● **WORK REQUIRED**:
Each line from the one bearing "Parse this screenshot: output" through the last line of the entries below should be returned exactly, with pictures left out.

● **RAW DATA**:
_ _ _

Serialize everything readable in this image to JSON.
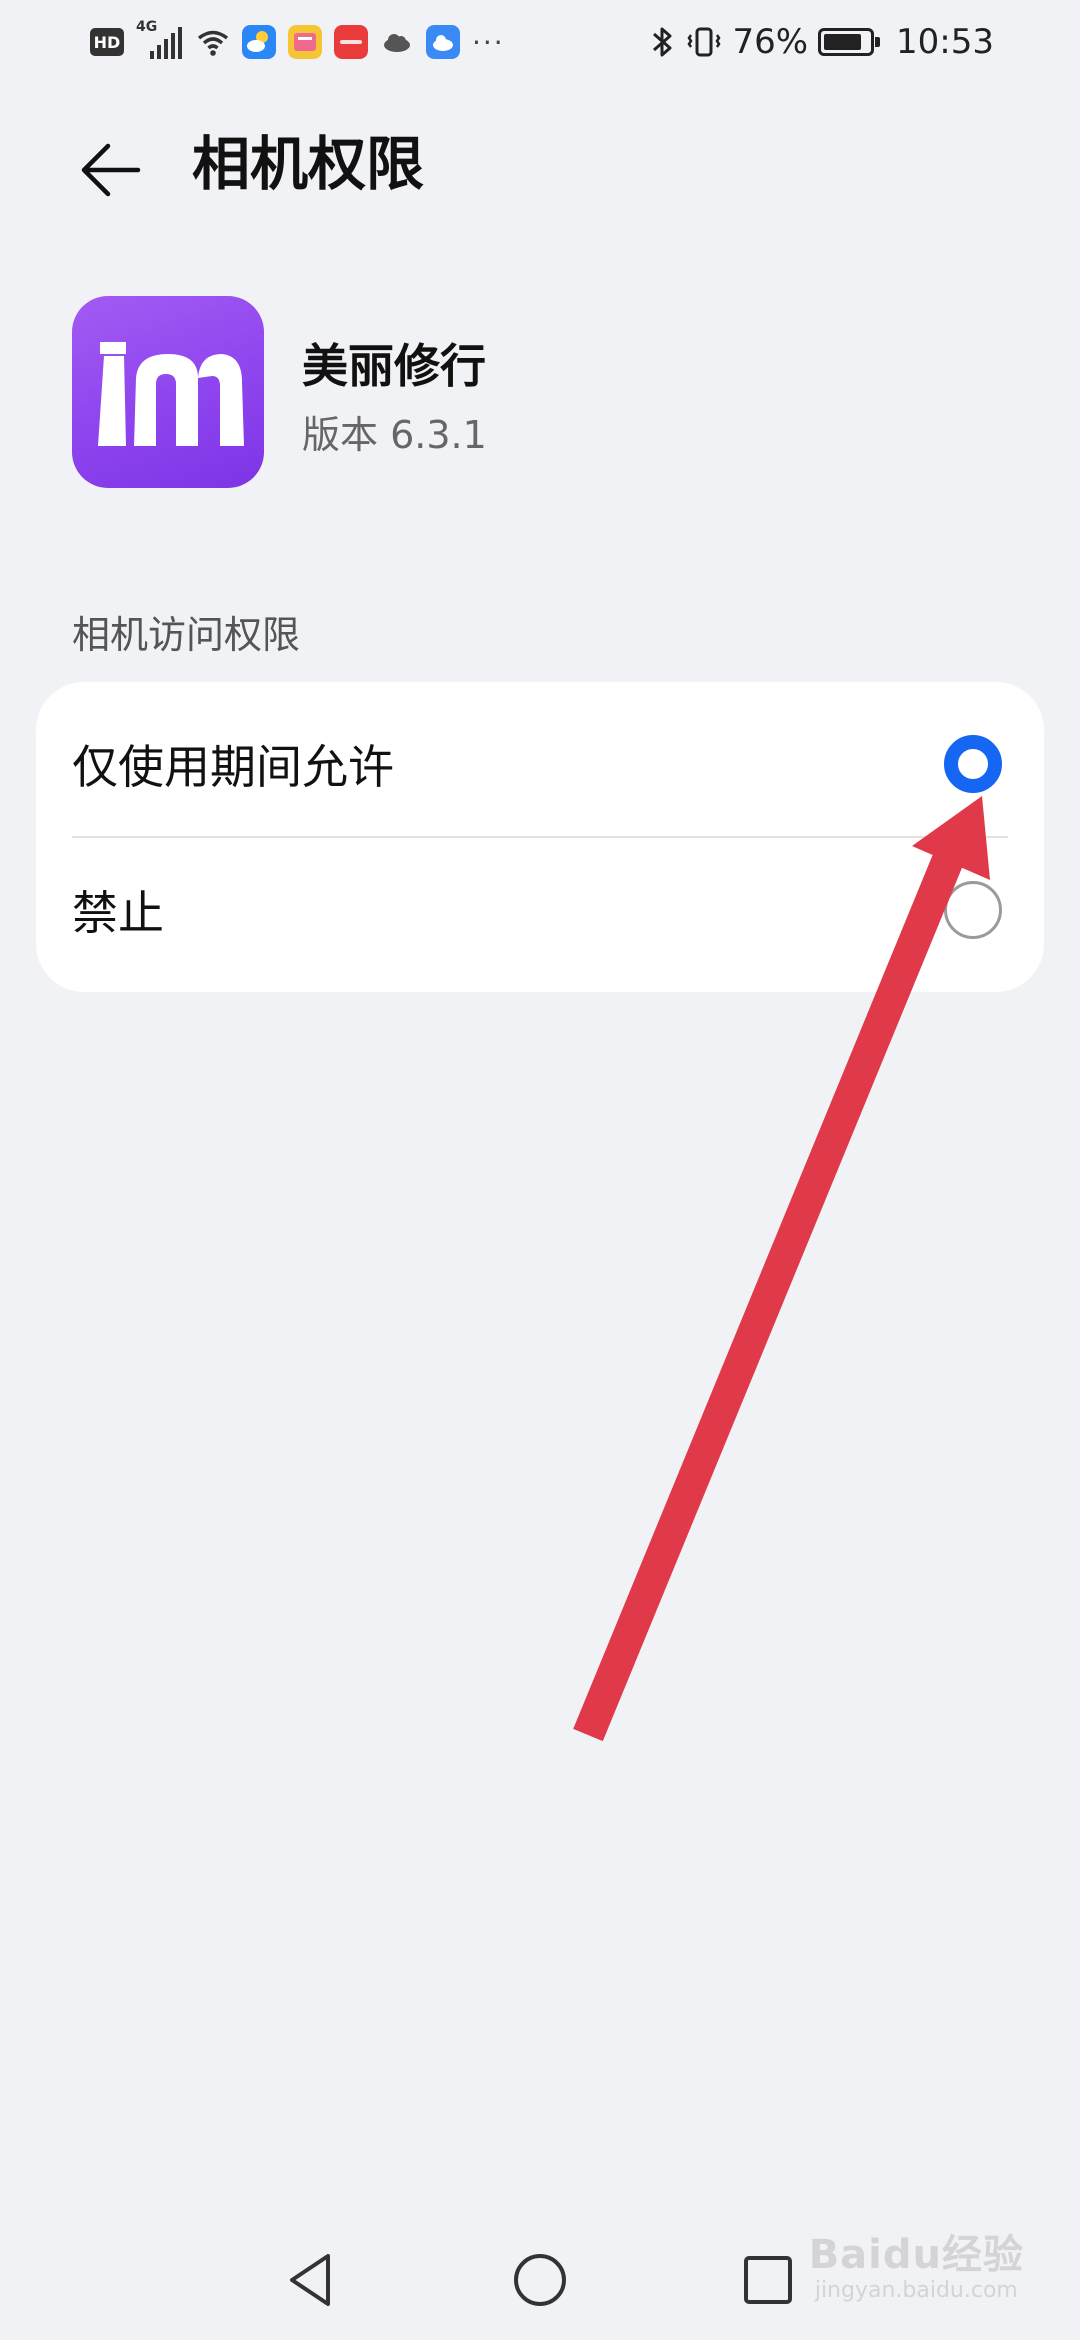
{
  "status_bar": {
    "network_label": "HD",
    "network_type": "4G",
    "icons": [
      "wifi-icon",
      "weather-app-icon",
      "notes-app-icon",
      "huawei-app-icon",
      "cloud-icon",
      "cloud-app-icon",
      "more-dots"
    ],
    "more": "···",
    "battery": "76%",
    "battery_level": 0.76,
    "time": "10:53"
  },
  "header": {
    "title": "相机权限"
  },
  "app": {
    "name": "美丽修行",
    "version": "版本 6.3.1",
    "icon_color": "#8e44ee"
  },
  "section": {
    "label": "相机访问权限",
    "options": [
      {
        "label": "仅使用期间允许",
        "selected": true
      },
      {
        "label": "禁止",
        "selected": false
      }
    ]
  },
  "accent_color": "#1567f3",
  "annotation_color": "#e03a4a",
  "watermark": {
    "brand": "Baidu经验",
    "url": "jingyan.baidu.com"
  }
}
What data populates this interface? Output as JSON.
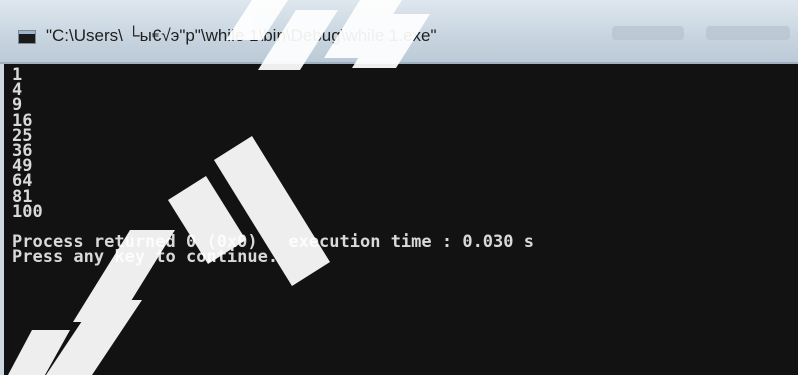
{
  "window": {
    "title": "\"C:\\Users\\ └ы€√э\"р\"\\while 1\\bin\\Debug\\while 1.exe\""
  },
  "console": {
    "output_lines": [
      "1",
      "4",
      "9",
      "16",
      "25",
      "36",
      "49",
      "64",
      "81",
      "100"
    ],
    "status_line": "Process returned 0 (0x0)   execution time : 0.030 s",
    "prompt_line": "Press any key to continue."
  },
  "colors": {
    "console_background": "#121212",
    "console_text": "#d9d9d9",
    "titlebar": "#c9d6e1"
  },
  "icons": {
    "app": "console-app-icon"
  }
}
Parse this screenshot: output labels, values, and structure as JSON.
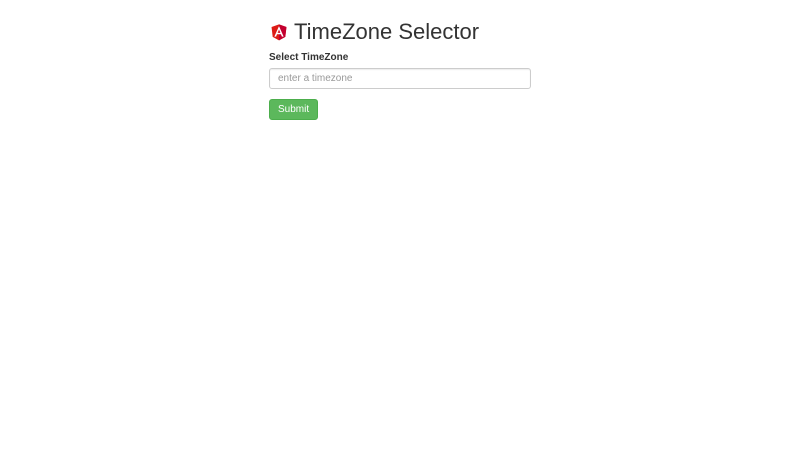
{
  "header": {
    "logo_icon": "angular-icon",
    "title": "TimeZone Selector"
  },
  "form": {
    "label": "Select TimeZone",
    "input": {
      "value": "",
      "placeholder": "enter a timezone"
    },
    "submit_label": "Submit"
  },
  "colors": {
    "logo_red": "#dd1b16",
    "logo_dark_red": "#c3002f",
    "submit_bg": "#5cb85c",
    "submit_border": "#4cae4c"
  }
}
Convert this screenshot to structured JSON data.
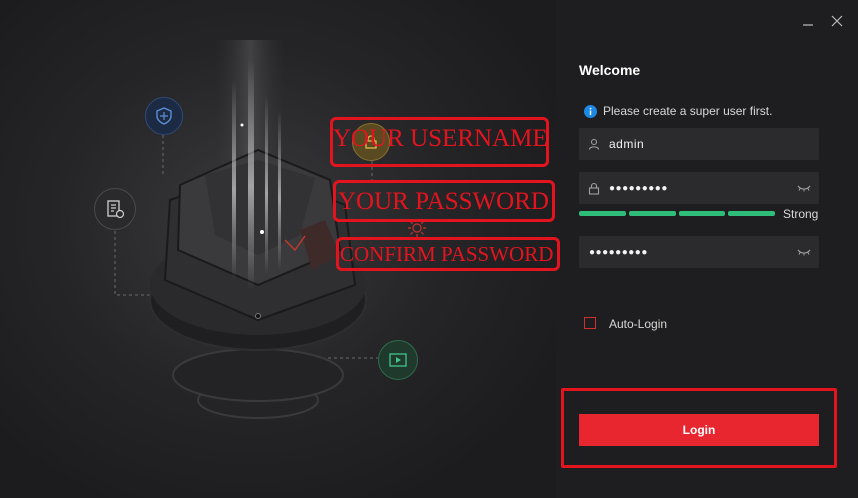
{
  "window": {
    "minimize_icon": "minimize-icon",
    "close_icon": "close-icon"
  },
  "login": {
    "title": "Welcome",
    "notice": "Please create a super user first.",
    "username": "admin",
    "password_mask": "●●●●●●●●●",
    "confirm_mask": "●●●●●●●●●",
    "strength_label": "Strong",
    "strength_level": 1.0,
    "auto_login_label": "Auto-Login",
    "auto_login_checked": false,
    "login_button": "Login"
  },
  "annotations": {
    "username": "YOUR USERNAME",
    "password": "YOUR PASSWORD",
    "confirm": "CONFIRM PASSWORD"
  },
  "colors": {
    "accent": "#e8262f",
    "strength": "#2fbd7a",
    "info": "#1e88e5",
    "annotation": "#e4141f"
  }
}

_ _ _

● **WRITTEN RESPONSE**:
Parse this screenshot: output labels, values, and structure as JSON.
{
  "header": {
    "logo_icon": "angular-icon",
    "title": "TimeZone Selector"
  },
  "form": {
    "label": "Select TimeZone",
    "input": {
      "value": "",
      "placeholder": "enter a timezone"
    },
    "submit_label": "Submit"
  },
  "colors": {
    "logo_red": "#dd1b16",
    "logo_dark_red": "#c3002f",
    "submit_bg": "#5cb85c",
    "submit_border": "#4cae4c"
  }
}
Convert this screenshot to structured JSON data.
{
  "window": {
    "minimize_icon": "minimize-icon",
    "close_icon": "close-icon"
  },
  "login": {
    "title": "Welcome",
    "notice": "Please create a super user first.",
    "username": "admin",
    "password_mask": "●●●●●●●●●",
    "confirm_mask": "●●●●●●●●●",
    "strength_label": "Strong",
    "strength_level": 1.0,
    "auto_login_label": "Auto-Login",
    "auto_login_checked": false,
    "login_button": "Login"
  },
  "annotations": {
    "username": "YOUR USERNAME",
    "password": "YOUR PASSWORD",
    "confirm": "CONFIRM PASSWORD"
  },
  "colors": {
    "accent": "#e8262f",
    "strength": "#2fbd7a",
    "info": "#1e88e5",
    "annotation": "#e4141f"
  }
}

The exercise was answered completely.